In a community called Neshiko, a 30-minute drive from downtown Hirado, the rituals of Kakure Kirishitan (literally "clandestine Christians") continue to be quietly observed by a small group of people. However, two other nearby communities abandoned the customs long ago.

Neshiko is a quiet countryside community that seems to offer nothing of particular interest for tourists. In reality, though, its Hirado Christian Museum attracts visitors from around the globe. The museum houses items used by Kakure Kirishitan, including ritual objects such as rosaries and drawings of followers engaged in worship. It also features a mock Kakure Kirishitan altar donated by a local resident.

During their long history, Kakure Kirishitan generally led a kind of double religious life. Outwardly required to conform to Buddhism or Shintoism, they installed Buddhist or Shinto altars in their living rooms. But these were just a cover for their true religious devotion. They also prayed at Christian altars, which they kept hidden in secret rooms out of fear that they would be killed if authorities found out.

Even after freedom of religion was granted in 1873, many of them did not change their unique ways of worship.

"I assume they had strict rules to ensure that their underground religious activities were kept secret during the prohibition of Christianity," said Tomoyuki Urabe, a local historian whose mother hails from Neshiko. "They were afraid of punishment for violating the prohibition. But for them, giving up their religion meant giving up their community."

Kakure Kirishitan also conducted dual funerals. For official purposes, they carried out Buddhist ceremonies, sending off the spirit of the deceased to begin life in the next world. But to bid farewell to the dead in accordance with their Christian beliefs required bringing the soul back in order to send it to heaven. Therefore, they performed a special ritual, sometimes on the same day as the Buddhist service, called modoshikata (literally, "the way of getting back").

Urabe said he saw modoshikata being performed at his uncle's funeral about a decade ago. However, he said he could learn little about such religious customs, which were only performed by males, because they were not openly talked about.

"Several men gathered behind a temple where my uncle's funeral was held. Now, I know that they were performing modoshikata for my uncle's soul," he said.

Next to Hirado Christian Museum is a thick forest that was sacred to believers. "Descendants of Kakure Kirishitan must take off their shoes when they enter these woods," Urabe said.

Urabe then took me to a nearby cemetery to show me tombstones peculiar to Kakure Kirishitan. Each consisted of a pile of flat rocks on which several round stones a little larger than eggs had been placed.

"They represent the souls of the dead, don't they?" I immediately asked.

"I think so," Urabe said, but added that there is no academic basis for his opinion. However, he did say that a Kakure Kirishitan in Sakai, Osaka Prefecture, had told him that his family gravestones always included three round stones.

"I've got it," I shrieked. Both of us had the same thought: The stones were a symbol of the Christian Trinity--what else could this be? However, it is hard to be sure now that most Kakure Kirishitan have stopped observing such rituals.

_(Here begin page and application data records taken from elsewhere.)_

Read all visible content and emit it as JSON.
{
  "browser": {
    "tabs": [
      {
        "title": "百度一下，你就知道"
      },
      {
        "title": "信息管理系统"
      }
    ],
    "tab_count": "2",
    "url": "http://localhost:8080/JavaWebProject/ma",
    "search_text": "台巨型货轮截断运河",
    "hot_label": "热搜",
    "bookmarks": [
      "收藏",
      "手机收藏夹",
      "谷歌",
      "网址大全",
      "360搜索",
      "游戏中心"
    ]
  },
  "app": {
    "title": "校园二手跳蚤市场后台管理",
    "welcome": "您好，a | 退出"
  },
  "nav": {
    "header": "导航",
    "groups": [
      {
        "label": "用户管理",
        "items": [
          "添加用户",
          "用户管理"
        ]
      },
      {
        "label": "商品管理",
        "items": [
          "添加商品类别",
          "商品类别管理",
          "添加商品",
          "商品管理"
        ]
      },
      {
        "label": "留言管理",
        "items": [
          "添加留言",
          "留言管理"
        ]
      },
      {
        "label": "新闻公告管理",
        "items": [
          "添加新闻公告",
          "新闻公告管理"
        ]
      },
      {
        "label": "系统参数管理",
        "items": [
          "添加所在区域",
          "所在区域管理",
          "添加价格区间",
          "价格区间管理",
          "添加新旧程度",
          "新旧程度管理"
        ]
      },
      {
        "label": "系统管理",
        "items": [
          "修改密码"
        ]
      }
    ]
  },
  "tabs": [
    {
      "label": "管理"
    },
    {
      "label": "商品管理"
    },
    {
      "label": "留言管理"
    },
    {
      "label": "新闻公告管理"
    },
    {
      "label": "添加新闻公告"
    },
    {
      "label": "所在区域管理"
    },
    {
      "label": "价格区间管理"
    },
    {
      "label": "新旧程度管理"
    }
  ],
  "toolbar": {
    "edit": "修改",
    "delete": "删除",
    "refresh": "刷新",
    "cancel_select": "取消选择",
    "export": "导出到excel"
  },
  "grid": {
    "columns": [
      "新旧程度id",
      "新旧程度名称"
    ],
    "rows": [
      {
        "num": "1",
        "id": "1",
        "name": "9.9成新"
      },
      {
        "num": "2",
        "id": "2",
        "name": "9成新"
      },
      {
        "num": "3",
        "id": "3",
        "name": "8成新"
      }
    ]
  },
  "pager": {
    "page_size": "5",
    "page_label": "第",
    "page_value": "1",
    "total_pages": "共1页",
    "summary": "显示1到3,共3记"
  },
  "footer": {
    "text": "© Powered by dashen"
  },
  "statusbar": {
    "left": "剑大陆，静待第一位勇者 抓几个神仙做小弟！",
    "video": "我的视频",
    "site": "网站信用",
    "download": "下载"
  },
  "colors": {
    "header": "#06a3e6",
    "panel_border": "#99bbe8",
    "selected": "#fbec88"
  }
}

In Hirado today, tourists come to visit the city's beautiful Catholic churches. The most popular is St. Francis Xavier Memorial Church, which is surrounded by Buddhist temples. The view, which mingles East with West, is the only reminder of the city's unusual past.

--Asami Nagai